Emails, responses to PolitiFact Texas, Dominic Chavez, senior director of external relations. Texas Higher Education Coordinating Board, Oct. 3 and 10, 2012
Oct. 3, 2012
4-year university graduation rate:
FY 2000: 19.9%
Cohort: 41,925; Graduates: 8,352
FY 2011: 29.9%
Cohort: 61,485; Graduates: 18,396.
Comments: This data is positive in two ways. Not only did rate go up but the number of students increased as well. This shows we have enrolled and graduated more students in 4-years than 11 years ago. However, note that still 7 in 10 of these students did not graduate.
Graduation Rate definition/methodology:

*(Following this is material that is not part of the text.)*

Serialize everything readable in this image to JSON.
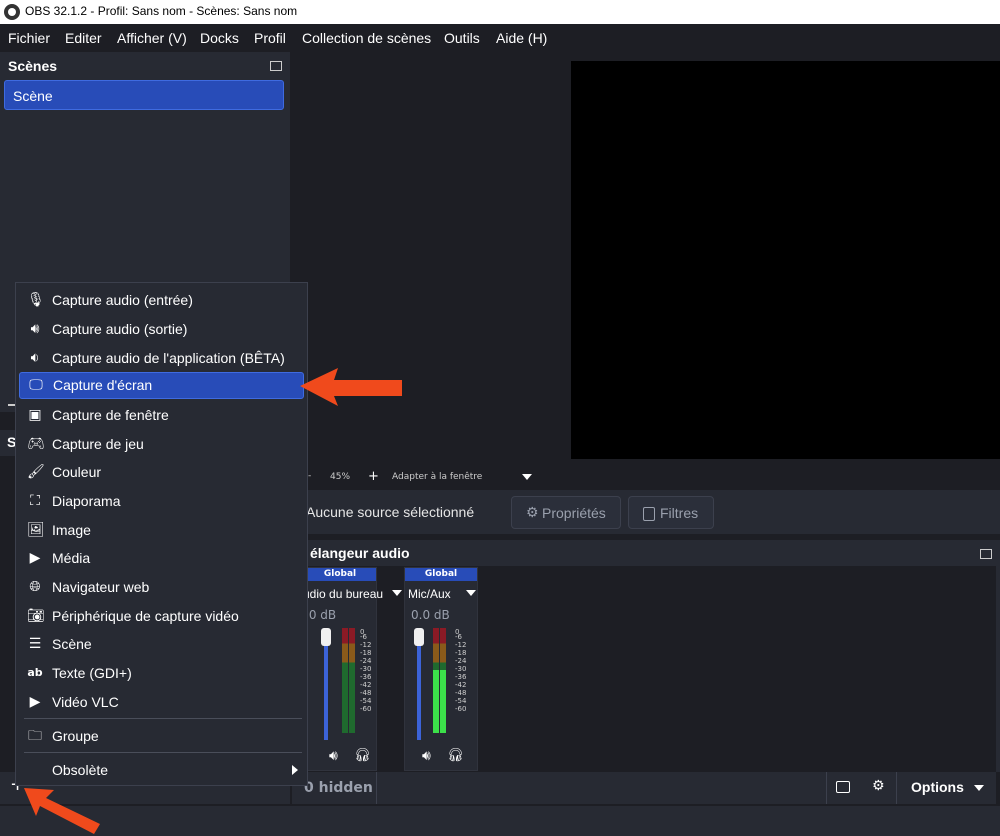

First-time, full-time entering, degree-seeking, students enrolled in a minimum of 12 SCH their first
fall semester who have graduated from the same institution or another Texas public or
independent institution. NOTE: The federal government rate only accounts for students who enter and graduate from the SAME institution. More narrow of a measure. Texas institutions report this rate to feds, and then we calculate the more “generous”rate for state purposes.
Definition: First-time entering degree-seeking students who enrolled in a minimum of 12 SCH their
first fall semester who graduated from the same institution or another Texas public or
independent institution after four, five, and six academic years.
Oct. 3, 2012
How does THECB track students?
Students are tracked via SSN. If a student does not provide or does not have an SSN, institutions assigns a unique numeric identifier.
From: Selby, Gardner (CMG-Austin) [mailto:email@example.com]
Sent: Wednesday, October 10, 2012 11:22 AM
To: Chavez, Dominic
Subject: RE: Follow up part 1
The cohort here consists solely of fourth-year undergraduates?
Oct. 10, 2012
For an example:
The FY11 graduation rate is the percentage of students who enrolled for the first-time in a university as full-time student in fall 2007 and graduated by close of FY 2011. To say another way, the whole cohort of first-time, full-time students who enrolled in fall 2007 was 61,485. By close of FY 11 (4 years later), 18,396 of those students had graduated (or 29.9%).
Per other question:
The federal calculation for graduation rates is different than the state’s. The federal calculation ONLY gives credit in their rate for students who enrolled and graduated from the SAME institution within a period of time. Our calculation (the 29.9% for FY 11), accounts for ALL first-time, full-time students who graduated within 4 years, regardless of where they started, how many times they transferred, and where they ultimately earned their degree. We have the ability to track this “student churn”….many states do not. Bottom line: our data is more representative of actual student success rates in Texas. And we track and report part-time graduation rates to boot---something feds do not.